Saturday morning, I often go to a yoga class in a fitness club just behind the fish market. (It doesn’t smell as bad as that sounds!) On the way, I pass such landmarks as a 300 year old baobab tree and a barbershop with a hilarious hand drawn picture of Will Smith. At the fitness club, there is a beautiful view of the ocean where I can meditate and try to regain balance after a week full of conflict and crisis. On Saturday afternoons, you can generally find me in a café by the Slipway where there is reliable air conditioning, reasonably good iced coffee, and occasionally, free internet to be had. Because my fellowship with Asylum Access ends in a few months, I’ll spend half the day applying for jobs, watching online lectures to keep my bar license active, and practicing Chinese with my online software. In the evening, I may cook dinner and watch a movie at home if there is power, or if there’s not, I may go to the best Ethiopian restaurant ever and see a Bollywood movie at the local theatre with my husband and friends from the office.
Sundays I often spend doing chores and hanging out with my husband.
Tell a story about a language barrier or cultural difference.
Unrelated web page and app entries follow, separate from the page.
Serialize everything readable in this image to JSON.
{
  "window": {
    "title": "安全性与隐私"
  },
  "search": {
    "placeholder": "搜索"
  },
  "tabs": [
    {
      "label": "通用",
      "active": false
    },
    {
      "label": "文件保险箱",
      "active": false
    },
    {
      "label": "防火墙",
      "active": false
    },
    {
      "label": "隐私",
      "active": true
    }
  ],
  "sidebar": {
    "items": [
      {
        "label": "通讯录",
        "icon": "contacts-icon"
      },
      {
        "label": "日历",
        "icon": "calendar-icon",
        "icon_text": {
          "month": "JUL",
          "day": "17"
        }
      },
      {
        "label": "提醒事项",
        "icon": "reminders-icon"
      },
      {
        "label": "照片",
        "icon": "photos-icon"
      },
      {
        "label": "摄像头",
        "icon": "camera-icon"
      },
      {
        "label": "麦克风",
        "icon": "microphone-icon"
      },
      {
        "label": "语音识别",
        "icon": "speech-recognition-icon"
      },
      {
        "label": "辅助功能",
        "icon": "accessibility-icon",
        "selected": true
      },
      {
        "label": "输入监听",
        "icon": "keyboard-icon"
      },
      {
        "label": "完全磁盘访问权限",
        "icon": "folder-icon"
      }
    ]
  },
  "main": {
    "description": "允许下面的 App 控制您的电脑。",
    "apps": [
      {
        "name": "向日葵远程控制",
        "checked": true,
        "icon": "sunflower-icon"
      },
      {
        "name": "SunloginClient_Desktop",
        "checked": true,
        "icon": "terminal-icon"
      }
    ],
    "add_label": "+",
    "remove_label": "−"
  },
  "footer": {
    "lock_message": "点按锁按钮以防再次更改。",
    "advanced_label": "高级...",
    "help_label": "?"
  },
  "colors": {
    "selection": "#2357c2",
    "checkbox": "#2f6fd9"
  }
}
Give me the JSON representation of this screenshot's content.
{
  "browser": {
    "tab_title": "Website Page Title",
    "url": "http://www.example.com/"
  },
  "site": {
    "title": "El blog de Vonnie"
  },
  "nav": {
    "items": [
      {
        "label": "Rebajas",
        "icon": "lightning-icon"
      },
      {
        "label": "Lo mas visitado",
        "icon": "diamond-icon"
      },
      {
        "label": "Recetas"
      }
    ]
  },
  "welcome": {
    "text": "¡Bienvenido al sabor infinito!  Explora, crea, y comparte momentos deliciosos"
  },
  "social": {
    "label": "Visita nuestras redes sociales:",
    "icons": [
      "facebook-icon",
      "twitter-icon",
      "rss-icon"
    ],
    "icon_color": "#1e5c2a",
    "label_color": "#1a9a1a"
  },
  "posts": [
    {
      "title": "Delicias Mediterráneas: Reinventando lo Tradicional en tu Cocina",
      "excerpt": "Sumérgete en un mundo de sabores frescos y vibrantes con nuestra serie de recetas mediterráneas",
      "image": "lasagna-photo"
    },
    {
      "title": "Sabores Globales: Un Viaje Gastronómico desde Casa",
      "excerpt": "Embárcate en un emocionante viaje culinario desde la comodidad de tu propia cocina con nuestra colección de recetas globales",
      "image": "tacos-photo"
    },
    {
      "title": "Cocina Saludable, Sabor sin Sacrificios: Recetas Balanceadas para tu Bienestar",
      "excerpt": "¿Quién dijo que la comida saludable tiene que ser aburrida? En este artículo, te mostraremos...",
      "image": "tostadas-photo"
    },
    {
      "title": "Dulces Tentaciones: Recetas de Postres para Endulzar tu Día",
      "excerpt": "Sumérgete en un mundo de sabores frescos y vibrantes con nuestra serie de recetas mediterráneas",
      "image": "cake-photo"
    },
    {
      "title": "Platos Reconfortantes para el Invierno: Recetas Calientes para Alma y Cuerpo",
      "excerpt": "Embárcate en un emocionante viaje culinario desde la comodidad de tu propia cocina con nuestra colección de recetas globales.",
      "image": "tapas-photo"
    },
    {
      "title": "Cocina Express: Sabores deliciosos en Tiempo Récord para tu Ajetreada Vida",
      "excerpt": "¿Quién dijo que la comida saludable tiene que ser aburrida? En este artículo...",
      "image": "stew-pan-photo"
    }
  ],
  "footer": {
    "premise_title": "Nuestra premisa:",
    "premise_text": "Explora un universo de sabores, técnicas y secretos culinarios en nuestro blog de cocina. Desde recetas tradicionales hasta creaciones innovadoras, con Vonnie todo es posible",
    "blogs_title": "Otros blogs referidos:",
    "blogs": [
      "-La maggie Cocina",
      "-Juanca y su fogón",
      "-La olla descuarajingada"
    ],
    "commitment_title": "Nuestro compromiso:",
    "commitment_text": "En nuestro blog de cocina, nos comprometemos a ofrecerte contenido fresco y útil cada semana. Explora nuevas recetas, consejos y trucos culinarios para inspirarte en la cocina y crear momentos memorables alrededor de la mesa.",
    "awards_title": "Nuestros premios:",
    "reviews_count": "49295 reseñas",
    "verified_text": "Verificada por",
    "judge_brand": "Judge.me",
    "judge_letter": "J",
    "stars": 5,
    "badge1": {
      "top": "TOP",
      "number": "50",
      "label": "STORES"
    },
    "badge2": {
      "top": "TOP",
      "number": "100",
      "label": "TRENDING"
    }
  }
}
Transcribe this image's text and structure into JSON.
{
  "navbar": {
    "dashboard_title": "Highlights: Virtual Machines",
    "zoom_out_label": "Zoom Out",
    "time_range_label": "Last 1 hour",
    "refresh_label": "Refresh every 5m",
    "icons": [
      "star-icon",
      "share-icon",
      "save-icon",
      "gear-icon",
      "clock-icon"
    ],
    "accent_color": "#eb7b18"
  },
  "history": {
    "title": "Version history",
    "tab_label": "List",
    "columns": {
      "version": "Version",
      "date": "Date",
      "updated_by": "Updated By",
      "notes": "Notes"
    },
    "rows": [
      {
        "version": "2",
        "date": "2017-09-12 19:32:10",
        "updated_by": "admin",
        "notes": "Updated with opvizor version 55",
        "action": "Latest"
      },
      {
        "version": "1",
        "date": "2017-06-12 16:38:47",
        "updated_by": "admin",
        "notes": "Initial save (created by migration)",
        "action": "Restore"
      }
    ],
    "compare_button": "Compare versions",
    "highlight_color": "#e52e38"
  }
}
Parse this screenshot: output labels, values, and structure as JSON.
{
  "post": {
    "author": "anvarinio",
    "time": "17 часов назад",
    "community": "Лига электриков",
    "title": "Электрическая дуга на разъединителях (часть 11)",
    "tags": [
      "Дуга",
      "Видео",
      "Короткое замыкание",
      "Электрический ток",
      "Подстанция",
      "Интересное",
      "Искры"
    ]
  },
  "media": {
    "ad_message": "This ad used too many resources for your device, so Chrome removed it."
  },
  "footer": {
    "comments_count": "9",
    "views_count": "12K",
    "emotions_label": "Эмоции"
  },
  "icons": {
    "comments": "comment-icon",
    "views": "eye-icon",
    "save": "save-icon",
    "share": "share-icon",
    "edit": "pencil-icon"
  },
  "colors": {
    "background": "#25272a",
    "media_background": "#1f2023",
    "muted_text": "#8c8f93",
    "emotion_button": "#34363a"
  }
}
In my first month here, while learning basic Swahili, I accidentally told a shopkeeper that I live inside a banana: Mimi ninakaa ndizi.
What do you see as the greatest challenge to asserting refugee rights in Tanzania?
The greatest challenge to asserting refugee rights in Tanzania is the lack of concrete options. Many refugees find that they are not allowed to go to the camps, they are not allowed to live in Dar, and there are few, if any, opportunities to apply for legal status. As a result, they have no clear way out. They cannot go home. They cannot stay here. They exist in limbo, hiding in churches and salons, sleeping in shacks and even trees outside. It is terrifying and humiliating for them. Many had families, businesses, professional careers as carpenters, lawyers, and professors, but their lives were destroyed by war. They are people and they deserve better, but the current situation will not allow for anything more.
What one resource did you need that Asylum Access didn’t have?
Office air conditioning and more pens.
What was your favorite way to de-stress while in Tanzania?
Finding ways to de-stress is a constant struggle, but I am very lucky to have the support of my husband, and my boss/roommate here at AATZ who I have also come to rely on as a good friend. She has also organized group counseling sessions for our office, with a specialist in working with trauma victims, which has been amazing and given me lots of good ideas on how to actively manage stress. And when I need to forget it all for a while, I do yoga or bounce around in the living room to 80’s tunes on Dance Dance Revolution. Yes, I DID bring my Play Station II and Dance Pads all the way from Seattle!
How will this experience shape your future career plans/goals?
I intend to continue working in Public Interest Law, and I would very much like to continue doing direct client work.